304 pp., 6.125 x 9.25, notes, bibl., index
Paperback ISBN: 978-1-4696-1493-9
Published: March 2014
eBook ISBN: 978-0-8078-7592-6
Published: October 2005
Buy this Book
Free E-Exam Copies
Nixon's "silent majority" speech of 1969 not only undermined the growth of the antiwar movement, Mason shows, but also identified a constituency for Nixon to cultivate in order to secure reelection. However, the implementation of his new-majority project was hindered by the resort to dirty tricks against political opponents and the ineffectual pursuit of a policy agenda. Although some Nixon initiatives were enacted, says Mason, they were not substantial enough to rival the Democrats' bread-and-butter issues. While Nixon built Republican strength at the presidential level, Mason argues that he did not succeed in mobilizing popular support for broad-based political conservatism.
About the Author
Robert Mason is lecturer in history at the University of Edinburgh.
For more information about Robert Mason, visit the Author Page.
"[An] authoritative and scholarly appraisal."--ForeWord
"Mason does a fine job of bringing us back to the turbulent days of the 1960s and 1970s. He makes excellent use of archival materials and his writing is lively and accessible. . . . He executes his task with skill and insight."--American Historical Review
"An important contribution."--Journal of American History
"Interesting, tightly focused. . . . A strong book."--Choice

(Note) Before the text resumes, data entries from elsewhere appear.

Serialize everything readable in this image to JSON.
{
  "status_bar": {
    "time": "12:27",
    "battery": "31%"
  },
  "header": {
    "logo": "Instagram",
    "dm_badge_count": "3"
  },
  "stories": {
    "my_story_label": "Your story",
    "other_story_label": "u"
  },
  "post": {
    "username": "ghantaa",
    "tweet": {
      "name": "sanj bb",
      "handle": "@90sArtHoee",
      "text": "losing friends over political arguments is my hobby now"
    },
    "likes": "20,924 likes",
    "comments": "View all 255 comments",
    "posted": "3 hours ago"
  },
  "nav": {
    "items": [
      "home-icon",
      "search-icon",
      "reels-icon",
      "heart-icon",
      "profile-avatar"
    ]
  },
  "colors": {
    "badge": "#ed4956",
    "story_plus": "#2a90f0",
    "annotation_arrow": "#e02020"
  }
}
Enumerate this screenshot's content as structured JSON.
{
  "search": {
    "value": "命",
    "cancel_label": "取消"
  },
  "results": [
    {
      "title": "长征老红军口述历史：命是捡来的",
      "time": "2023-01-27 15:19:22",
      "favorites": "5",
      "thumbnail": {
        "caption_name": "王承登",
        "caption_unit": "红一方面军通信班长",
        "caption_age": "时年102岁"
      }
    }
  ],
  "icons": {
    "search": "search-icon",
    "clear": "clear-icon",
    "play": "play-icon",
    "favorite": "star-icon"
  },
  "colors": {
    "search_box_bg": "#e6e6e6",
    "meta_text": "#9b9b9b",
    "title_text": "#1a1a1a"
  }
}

"This informed account is strongly recommended for academic and large public library collections."--Library Journal
"Richard Nixon and the Quest for a New Majority is a detailed and workmanlike study."--Claremont Review of Books